> PROVIDED DATA
————————

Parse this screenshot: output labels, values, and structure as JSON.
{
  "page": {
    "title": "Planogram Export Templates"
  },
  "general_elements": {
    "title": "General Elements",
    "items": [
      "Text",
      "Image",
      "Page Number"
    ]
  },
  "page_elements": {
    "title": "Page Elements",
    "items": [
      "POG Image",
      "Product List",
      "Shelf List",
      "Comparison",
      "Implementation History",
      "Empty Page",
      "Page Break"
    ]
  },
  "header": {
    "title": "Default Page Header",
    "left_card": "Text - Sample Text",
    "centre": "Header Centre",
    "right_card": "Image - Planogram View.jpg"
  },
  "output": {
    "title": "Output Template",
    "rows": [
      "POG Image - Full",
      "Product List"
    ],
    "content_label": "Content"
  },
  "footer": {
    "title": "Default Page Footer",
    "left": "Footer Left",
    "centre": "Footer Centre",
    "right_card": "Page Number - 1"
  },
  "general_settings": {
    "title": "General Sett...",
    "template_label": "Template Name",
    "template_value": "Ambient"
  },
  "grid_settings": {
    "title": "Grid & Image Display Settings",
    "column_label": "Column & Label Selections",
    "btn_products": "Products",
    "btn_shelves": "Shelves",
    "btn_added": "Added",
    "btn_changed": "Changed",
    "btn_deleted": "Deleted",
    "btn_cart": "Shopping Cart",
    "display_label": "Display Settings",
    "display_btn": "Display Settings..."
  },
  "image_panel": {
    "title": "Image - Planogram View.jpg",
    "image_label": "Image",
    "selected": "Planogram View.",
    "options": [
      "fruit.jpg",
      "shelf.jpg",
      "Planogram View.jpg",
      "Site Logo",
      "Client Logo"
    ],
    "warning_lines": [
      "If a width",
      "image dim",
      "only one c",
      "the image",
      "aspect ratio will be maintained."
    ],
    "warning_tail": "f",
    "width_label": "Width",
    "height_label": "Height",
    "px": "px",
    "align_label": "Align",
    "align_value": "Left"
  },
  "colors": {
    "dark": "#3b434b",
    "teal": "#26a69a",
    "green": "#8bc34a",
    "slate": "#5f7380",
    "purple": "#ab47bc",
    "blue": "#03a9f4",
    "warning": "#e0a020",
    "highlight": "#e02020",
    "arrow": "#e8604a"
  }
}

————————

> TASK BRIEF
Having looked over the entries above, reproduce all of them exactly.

> ANSWER BELOW
Parse this screenshot: output labels, values, and structure as JSON.
{
  "page": {
    "title": "Planogram Export Templates"
  },
  "general_elements": {
    "title": "General Elements",
    "items": [
      "Text",
      "Image",
      "Page Number"
    ]
  },
  "page_elements": {
    "title": "Page Elements",
    "items": [
      "POG Image",
      "Product List",
      "Shelf List",
      "Comparison",
      "Implementation History",
      "Empty Page",
      "Page Break"
    ]
  },
  "header": {
    "title": "Default Page Header",
    "left_card": "Text - Sample Text",
    "centre": "Header Centre",
    "right_card": "Image - Planogram View.jpg"
  },
  "output": {
    "title": "Output Template",
    "rows": [
      "POG Image - Full",
      "Product List"
    ],
    "content_label": "Content"
  },
  "footer": {
    "title": "Default Page Footer",
    "left": "Footer Left",
    "centre": "Footer Centre",
    "right_card": "Page Number - 1"
  },
  "general_settings": {
    "title": "General Sett...",
    "template_label": "Template Name",
    "template_value": "Ambient"
  },
  "grid_settings": {
    "title": "Grid & Image Display Settings",
    "column_label": "Column & Label Selections",
    "btn_products": "Products",
    "btn_shelves": "Shelves",
    "btn_added": "Added",
    "btn_changed": "Changed",
    "btn_deleted": "Deleted",
    "btn_cart": "Shopping Cart",
    "display_label": "Display Settings",
    "display_btn": "Display Settings..."
  },
  "image_panel": {
    "title": "Image - Planogram View.jpg",
    "image_label": "Image",
    "selected": "Planogram View.",
    "options": [
      "fruit.jpg",
      "shelf.jpg",
      "Planogram View.jpg",
      "Site Logo",
      "Client Logo"
    ],
    "warning_lines": [
      "If a width",
      "image dim",
      "only one c",
      "the image",
      "aspect ratio will be maintained."
    ],
    "warning_tail": "f",
    "width_label": "Width",
    "height_label": "Height",
    "px": "px",
    "align_label": "Align",
    "align_value": "Left"
  },
  "colors": {
    "dark": "#3b434b",
    "teal": "#26a69a",
    "green": "#8bc34a",
    "slate": "#5f7380",
    "purple": "#ab47bc",
    "blue": "#03a9f4",
    "warning": "#e0a020",
    "highlight": "#e02020",
    "arrow": "#e8604a"
  }
}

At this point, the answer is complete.